Start of Block

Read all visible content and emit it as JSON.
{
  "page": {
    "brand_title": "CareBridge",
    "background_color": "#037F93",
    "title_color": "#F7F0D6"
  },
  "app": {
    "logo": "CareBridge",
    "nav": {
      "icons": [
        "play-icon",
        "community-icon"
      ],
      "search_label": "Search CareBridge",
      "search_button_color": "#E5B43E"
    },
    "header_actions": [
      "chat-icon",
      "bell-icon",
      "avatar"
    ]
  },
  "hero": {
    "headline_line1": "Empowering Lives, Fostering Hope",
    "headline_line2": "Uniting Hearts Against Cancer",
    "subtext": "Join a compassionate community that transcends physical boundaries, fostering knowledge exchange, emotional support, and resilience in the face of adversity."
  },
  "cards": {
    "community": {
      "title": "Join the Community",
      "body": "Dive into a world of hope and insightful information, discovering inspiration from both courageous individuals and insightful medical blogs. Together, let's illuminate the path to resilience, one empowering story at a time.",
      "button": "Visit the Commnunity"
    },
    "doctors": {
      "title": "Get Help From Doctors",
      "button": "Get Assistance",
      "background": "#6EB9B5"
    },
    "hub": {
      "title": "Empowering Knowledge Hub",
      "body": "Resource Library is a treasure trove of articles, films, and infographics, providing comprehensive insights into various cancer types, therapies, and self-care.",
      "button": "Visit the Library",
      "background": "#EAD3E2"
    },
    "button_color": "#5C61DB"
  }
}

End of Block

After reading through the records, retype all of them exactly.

Read all visible content and emit it as JSON.
{
  "page": {
    "brand_title": "CareBridge",
    "background_color": "#037F93",
    "title_color": "#F7F0D6"
  },
  "app": {
    "logo": "CareBridge",
    "nav": {
      "icons": [
        "play-icon",
        "community-icon"
      ],
      "search_label": "Search CareBridge",
      "search_button_color": "#E5B43E"
    },
    "header_actions": [
      "chat-icon",
      "bell-icon",
      "avatar"
    ]
  },
  "hero": {
    "headline_line1": "Empowering Lives, Fostering Hope",
    "headline_line2": "Uniting Hearts Against Cancer",
    "subtext": "Join a compassionate community that transcends physical boundaries, fostering knowledge exchange, emotional support, and resilience in the face of adversity."
  },
  "cards": {
    "community": {
      "title": "Join the Community",
      "body": "Dive into a world of hope and insightful information, discovering inspiration from both courageous individuals and insightful medical blogs. Together, let's illuminate the path to resilience, one empowering story at a time.",
      "button": "Visit the Commnunity"
    },
    "doctors": {
      "title": "Get Help From Doctors",
      "button": "Get Assistance",
      "background": "#6EB9B5"
    },
    "hub": {
      "title": "Empowering Knowledge Hub",
      "body": "Resource Library is a treasure trove of articles, films, and infographics, providing comprehensive insights into various cancer types, therapies, and self-care.",
      "button": "Visit the Library",
      "background": "#EAD3E2"
    },
    "button_color": "#5C61DB"
  }
}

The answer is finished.